As we can see, many nations are willing to accept that the internet is a medium for free speech since individuals have direct access to publish and post to it. Restricting what can be posted on the internet is silencing the speech of the individual citizens, by proxy.
So now the governments of our countries are realizing the internet is our, the citizen’s domain. But look at the list of countries: France, Germany, and China are among the nations who agreed to this. A little hypocritical, perhaps? These countries are known for have some (or a lot of) restrictions on their people as far as what they can access or publish on the internet. So what does all of this mean?
It means that according to this New York Times article, that internet companies will not restrict user information. Technically it would become illegal if, for example, Google made the decision on their own and said that they were doing to delete any and all posts that dealt with Nazis. The company Google can not do that.
The article concludes that this resolution is not binding.

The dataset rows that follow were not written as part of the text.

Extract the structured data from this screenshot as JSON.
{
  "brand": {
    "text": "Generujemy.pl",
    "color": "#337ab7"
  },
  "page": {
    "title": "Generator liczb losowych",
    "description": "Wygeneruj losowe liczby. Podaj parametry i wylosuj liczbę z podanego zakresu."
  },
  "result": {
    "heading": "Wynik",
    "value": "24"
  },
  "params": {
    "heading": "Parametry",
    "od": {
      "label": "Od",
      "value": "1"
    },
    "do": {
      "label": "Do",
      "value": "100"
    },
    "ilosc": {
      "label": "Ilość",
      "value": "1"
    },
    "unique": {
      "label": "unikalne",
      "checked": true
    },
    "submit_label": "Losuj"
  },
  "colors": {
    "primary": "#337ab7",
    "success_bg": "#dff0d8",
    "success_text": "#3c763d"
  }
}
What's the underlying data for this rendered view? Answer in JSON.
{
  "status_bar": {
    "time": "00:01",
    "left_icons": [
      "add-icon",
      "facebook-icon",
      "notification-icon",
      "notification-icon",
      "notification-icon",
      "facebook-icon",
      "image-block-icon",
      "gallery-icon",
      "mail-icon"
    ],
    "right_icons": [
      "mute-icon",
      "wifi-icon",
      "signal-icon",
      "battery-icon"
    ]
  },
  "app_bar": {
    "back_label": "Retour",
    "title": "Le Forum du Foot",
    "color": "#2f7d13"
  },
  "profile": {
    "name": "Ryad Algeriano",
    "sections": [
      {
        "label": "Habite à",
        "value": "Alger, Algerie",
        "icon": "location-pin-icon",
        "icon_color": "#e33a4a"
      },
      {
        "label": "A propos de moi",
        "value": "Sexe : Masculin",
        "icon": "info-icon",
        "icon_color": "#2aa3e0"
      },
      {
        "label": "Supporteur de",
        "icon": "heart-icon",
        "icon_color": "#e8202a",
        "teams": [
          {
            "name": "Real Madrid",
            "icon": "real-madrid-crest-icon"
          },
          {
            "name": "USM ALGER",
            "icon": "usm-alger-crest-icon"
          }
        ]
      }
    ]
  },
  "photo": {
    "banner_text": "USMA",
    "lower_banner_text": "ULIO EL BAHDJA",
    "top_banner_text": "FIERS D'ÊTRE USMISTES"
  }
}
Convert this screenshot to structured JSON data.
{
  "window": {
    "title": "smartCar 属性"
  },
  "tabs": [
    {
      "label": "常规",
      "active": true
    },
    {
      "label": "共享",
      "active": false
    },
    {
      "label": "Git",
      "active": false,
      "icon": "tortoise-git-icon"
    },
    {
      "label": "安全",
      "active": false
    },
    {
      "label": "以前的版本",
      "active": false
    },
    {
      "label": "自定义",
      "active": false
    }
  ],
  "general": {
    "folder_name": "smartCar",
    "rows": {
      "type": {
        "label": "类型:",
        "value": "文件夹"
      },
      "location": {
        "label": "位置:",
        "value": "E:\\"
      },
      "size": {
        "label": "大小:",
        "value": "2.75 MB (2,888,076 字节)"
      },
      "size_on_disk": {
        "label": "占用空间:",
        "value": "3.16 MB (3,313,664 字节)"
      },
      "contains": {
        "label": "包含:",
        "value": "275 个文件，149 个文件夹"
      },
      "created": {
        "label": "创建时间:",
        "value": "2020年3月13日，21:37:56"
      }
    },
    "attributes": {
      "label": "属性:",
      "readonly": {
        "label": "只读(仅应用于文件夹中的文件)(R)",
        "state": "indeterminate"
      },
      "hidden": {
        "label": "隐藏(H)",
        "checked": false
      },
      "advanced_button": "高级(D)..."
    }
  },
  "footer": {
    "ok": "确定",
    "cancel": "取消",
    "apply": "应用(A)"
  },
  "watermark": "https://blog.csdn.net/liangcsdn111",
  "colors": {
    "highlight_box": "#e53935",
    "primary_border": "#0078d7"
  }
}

Which means that it is possible that nothing will come about because of this decision.
““That even China, despite the obvious hypocrisy, felt compelled to sign on shows it isn’t comfortable publicly owning up to the Internet censorship regime that it tries to maintain,” Mr. Roth said.”
I suppose we can only hope that now these countries recognize free use of the internet, that they will deliver on their promises.